I decided to put in 3 buttonholes for the 2 white and 1 red buttons.   I found this great tutorial on making buttonholes.   After a few tries, I was making pretty good buttonholes – much better than the ‘bind off, next row cast on’ type I had previously made.  So I switched from the bumpy seed stitch to smooth stockinette, knit a few rows, put in buttonholes, knit a few more and bound off.   I sewed my center red button on the other end and take a look!!!

One button one

One button one

End to end

End to end

The stockinette rows pulled in shorter than the seed stitch and the buttonhole row even more so.  Bad scarf!   So the scarflette went into time-out for a few weeks! 

When I determined that the scarflette had sufficiently repented, I ripped back to the seed stitch and started again.  I put in 4 buttonholes for the 4 red buttons.  (Thanks to Linda and Karen for agreeing on this!)  I continued to do the seed stitch and attempted to keep it as consistent as possible on each side of the buttonholes.  And here it is!

The buttons are on

The buttons are on



Over the head with one button

Over the head with one buttonThe buttonholes still pull that row in a little, but it is much improved.Wide front

Pointed down in front

Pointed down in front

It is finally done!  I even had fun fashioning it is different ways on my mannequin head.   It is knit from bulky 100% alpaca yarn, dyed with Kool-aid.  $20.  I think it will go into my Etsy shop, but my blog readers get first chance.   I can say it is warm and cuddly!

Week 1 – wrap up

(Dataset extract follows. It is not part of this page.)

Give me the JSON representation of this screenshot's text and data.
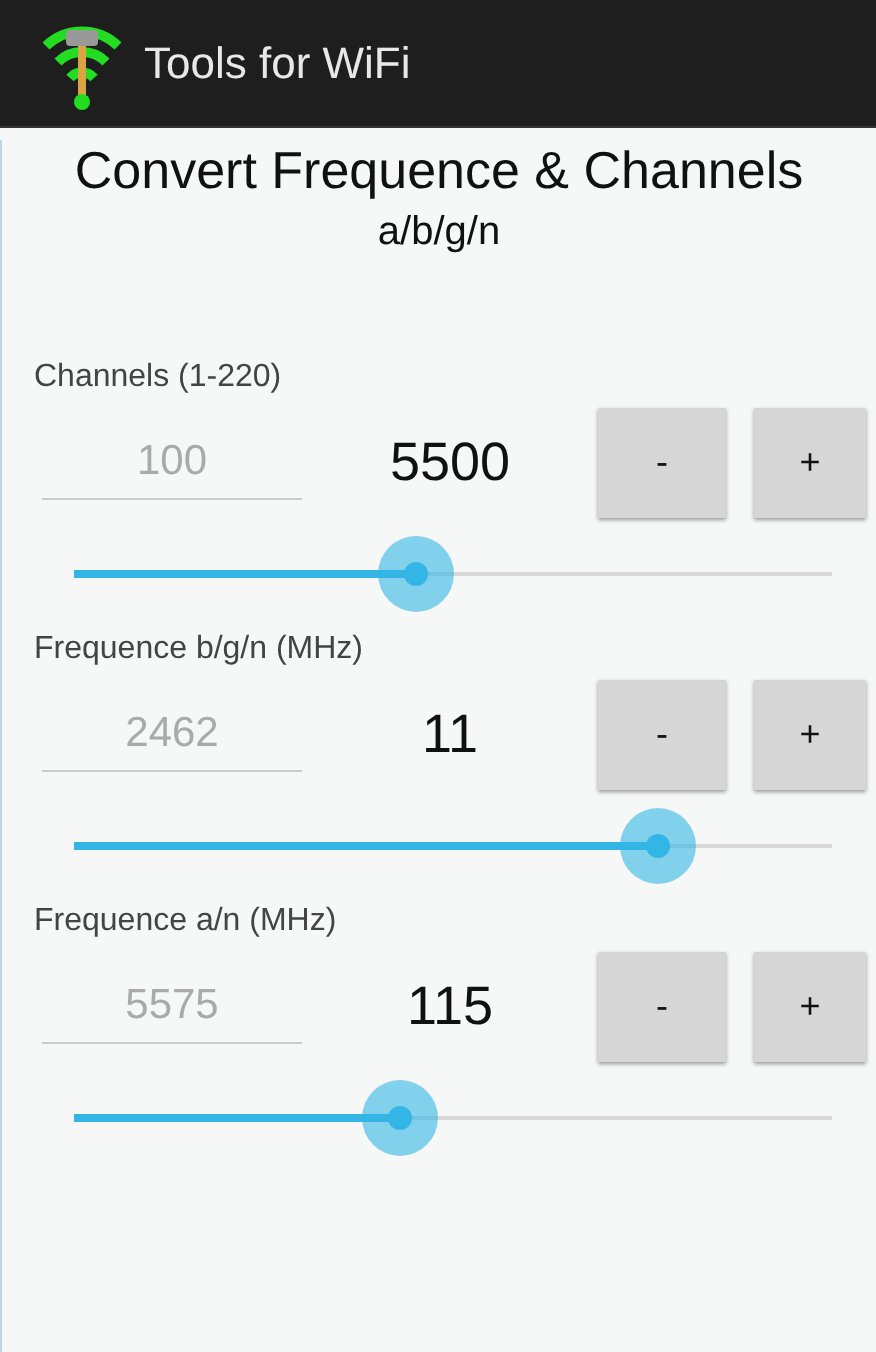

Week One’s goal was to have 25 pair of wrist warmers completed.  Did I make it?   Not quite.  I have 12 on the shelf.  I have another 11 pair knit and in various stages of completion.   Some only need the frilly edge and the seam done, some are on the blocking board, one is waiting for its turn to be blocked.    I will continue to work on these in the remaining weeks.   (Side note – I did dye on Wednesday and also on Saturday, so have a couple skeins of yarn to add to the inventory!)

Week Two’s Schedule:

Monday – Felt 15 bars of soap

Tuesday – Knit a pair of women’s mittens, weigh them and start winding skeins of the correct amount of yarn for dyeing.  Hand knit baby hats – at least one.  Each requires about 6 hours.

Wednesday – Dye a batch of mitten yarn and roving for a very cool (unannounced) project.  Knit a baby hat or two.

Thursday, Friday, Saturday, Sunday – each day dye a batch of mitten yarn (it needs to cool overnight, so only one color a day), and knit a couple baby hats.   I’ve since had 2 groups schedule visits on Friday!

Final goal is to finish the wrist warmers, felt 15 bars of soap, knit one pair of mittens, dye yarn for mittens, and knit over half of the 11 baby hats.   I’ve already finished one baby hat, and am 3/4 done with a second.  These were done while reading the computer and riding in the vehicle! 

I went to the dyeing session at Little Gidding Suri farm on Saturday and learned about production dyeing – being able to repeat a color, calculating dye level, temperature, duration — LOTS of info.  And came home with skein and dye ready to use.    And I did dye that skein yesterday.  It is drying and I’ll show pictures when dry. 

And, of course, pictures of today’s beautiful, wet, sloppy snow must be shown.

From my doorway

From my doorway

Eating in the snow

Eating in the snow